# Financial Engineering

Financial Engineering employs math and derivatives for innovative finance solutions. It creates unique products, manages risks, and fosters higher returns. However, complexity and regulatory compliance are challenges. Notable examples include Collateralized Debt Obligations and the Black-Scholes Model, transforming quantitative trading and structured products.

## Components:

• Financial engineering combines mathematical models and financial instruments.
• Mathematical models include quantitative analysis, optimization, and risk assessment.
• Derivatives, such as options and futures, play a crucial role in financial engineering.
• Risk management techniques involve strategies to mitigate financial risks and uncertainties.

## Applications:

• Financial engineering is applied across various sectors, including investment banking, asset management, and risk management.
• Structured products, like collateralized debt obligations (CDOs), offer customized investment options.
• Quantitative trading employs algorithms and data analysis for automated trading decisions.
• It facilitates the development of innovative financial solutions tailored to specific market needs.

## Benefits:

• Financial engineering drives innovation by creating new financial products and investment strategies.
• Risk management tools enable institutions to manage and hedge against market volatility.
• Investment portfolios are optimized to maximize returns while managing risk exposures.
• Quantitative models enhance decision-making by providing data-driven insights.

## Challenges:

• Developing complex financial products requires a deep understanding of mathematical concepts and market dynamics.
• Regulatory compliance is a challenge due to the evolving nature of financial markets and instruments.
• Ethical considerations arise when designing intricate financial products that impact market stability.

## Examples:

• Collateralized Debt Obligations (CDOs) are structured products that played a role in the 2008 financial crisis.
• The Black-Scholes Model revolutionized options pricing and laid the foundation for quantitative trading strategies.
• Risk management tools, such as Value at Risk (VaR), are integral to financial engineering practices.

## Key Highlights

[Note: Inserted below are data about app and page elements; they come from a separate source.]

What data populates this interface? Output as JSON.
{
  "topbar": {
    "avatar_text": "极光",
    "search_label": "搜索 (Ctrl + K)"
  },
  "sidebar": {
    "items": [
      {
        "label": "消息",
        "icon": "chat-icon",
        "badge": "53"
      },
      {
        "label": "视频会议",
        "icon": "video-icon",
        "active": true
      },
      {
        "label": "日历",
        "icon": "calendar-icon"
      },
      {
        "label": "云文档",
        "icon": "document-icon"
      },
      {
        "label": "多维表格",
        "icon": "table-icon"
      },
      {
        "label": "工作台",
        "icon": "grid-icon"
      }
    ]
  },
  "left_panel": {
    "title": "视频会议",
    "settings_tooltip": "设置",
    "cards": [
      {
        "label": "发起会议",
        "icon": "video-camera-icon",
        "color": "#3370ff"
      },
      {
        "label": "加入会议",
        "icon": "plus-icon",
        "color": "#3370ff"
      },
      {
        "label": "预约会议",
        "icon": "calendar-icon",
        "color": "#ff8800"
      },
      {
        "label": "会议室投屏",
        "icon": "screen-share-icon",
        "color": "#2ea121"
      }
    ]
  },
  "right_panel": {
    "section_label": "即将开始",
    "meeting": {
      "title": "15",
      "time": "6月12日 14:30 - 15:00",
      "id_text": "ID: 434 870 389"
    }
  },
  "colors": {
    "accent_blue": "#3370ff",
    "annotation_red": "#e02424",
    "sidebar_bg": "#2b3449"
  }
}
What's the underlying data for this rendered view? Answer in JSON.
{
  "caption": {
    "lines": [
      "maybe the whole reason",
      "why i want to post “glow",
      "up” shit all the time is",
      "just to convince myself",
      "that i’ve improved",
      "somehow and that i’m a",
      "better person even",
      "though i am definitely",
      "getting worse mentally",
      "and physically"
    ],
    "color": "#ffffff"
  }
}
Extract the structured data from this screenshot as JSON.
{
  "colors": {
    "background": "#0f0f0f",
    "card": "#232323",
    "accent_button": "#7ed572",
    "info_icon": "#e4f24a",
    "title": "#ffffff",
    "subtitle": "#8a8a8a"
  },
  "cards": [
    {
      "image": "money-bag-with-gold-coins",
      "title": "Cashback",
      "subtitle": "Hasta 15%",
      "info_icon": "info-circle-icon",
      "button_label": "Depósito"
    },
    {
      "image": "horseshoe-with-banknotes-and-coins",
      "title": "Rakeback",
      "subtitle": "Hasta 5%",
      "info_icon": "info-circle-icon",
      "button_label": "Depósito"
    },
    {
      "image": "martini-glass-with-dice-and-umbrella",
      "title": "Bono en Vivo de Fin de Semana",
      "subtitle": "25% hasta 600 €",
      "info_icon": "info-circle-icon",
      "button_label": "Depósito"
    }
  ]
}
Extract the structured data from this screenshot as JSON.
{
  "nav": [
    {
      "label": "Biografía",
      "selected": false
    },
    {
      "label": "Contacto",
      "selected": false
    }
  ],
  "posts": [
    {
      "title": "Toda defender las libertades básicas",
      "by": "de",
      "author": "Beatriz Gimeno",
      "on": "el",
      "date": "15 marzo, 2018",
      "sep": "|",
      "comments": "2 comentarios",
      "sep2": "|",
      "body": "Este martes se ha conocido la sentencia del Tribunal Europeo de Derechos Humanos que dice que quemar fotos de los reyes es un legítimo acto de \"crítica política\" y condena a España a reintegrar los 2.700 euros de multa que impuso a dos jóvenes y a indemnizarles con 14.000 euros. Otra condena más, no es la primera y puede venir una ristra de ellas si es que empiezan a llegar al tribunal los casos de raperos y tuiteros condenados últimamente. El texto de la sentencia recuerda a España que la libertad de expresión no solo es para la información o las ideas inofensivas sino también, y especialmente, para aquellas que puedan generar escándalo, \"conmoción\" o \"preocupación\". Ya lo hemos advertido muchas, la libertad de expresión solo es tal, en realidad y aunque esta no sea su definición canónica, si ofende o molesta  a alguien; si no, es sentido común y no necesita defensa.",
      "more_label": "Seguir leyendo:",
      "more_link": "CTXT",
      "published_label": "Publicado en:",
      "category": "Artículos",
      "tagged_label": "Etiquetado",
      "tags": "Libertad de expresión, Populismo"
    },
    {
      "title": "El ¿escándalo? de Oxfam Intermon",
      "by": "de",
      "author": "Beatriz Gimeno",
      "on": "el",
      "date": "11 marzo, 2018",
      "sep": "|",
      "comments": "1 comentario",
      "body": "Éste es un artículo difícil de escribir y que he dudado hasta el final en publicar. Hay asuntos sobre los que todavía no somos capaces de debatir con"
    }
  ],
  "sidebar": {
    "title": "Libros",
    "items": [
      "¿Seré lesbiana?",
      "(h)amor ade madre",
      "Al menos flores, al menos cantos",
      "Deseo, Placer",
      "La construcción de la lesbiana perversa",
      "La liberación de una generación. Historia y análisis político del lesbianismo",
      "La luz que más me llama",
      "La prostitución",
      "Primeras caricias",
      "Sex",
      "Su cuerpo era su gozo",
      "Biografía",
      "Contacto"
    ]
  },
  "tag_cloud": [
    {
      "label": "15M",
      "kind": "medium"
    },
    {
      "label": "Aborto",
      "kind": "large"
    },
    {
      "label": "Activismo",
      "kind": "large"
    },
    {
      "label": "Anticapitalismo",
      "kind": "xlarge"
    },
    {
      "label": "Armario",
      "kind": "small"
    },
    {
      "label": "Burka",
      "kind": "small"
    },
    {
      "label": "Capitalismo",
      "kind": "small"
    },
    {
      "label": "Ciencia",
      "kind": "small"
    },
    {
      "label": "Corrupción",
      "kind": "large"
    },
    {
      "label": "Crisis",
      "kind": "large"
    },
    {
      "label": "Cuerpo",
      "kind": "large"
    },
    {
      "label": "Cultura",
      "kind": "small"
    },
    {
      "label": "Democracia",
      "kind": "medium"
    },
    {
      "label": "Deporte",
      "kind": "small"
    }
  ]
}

• Innovation through Mathematics: Financial Engineering employs mathematical models to create innovative financial products and solutions.
• Derivatives and Risk Management: It utilizes derivatives like options and futures for risk management and hedging strategies.
• Structured Products: Financial Engineering designs structured products with unique risk-return profiles for investors.
• Quantitative Trading: Algorithmic trading strategies driven by data analysis enhance decision-making in financial markets.
• Risk Mitigation: It aids in managing financial risks and uncertainties through advanced risk management techniques.
• Complexity and Challenges: Developing intricate financial products involves navigating complexity and complying with evolving regulations.
• Examples: Collateralized Debt Obligations (CDOs) and the Black-Scholes Model showcase the impact of financial engineering.
• Informed Decision-Making: Quantitative models provide data-driven insights for optimized investment decisions.

## Connected Financial Concepts

Circle of Competence

What is a Moat

Buffet Indicator

Venture Capital

Foreign Direct Investment

Micro-Investing

Meme Investing

Retail Investing

Accredited Investor

Startup Valuation

Profit vs. Cash Flow

Double-Entry

Balance Sheet

Income Statement

Cash Flow Statement

Capital Structure

Capital Expenditure

Financial Statements

Financial Modeling

Financial Ratio

WACC

Financial Option

Profitability Framework

Triple Bottom Line

Behavioral Finance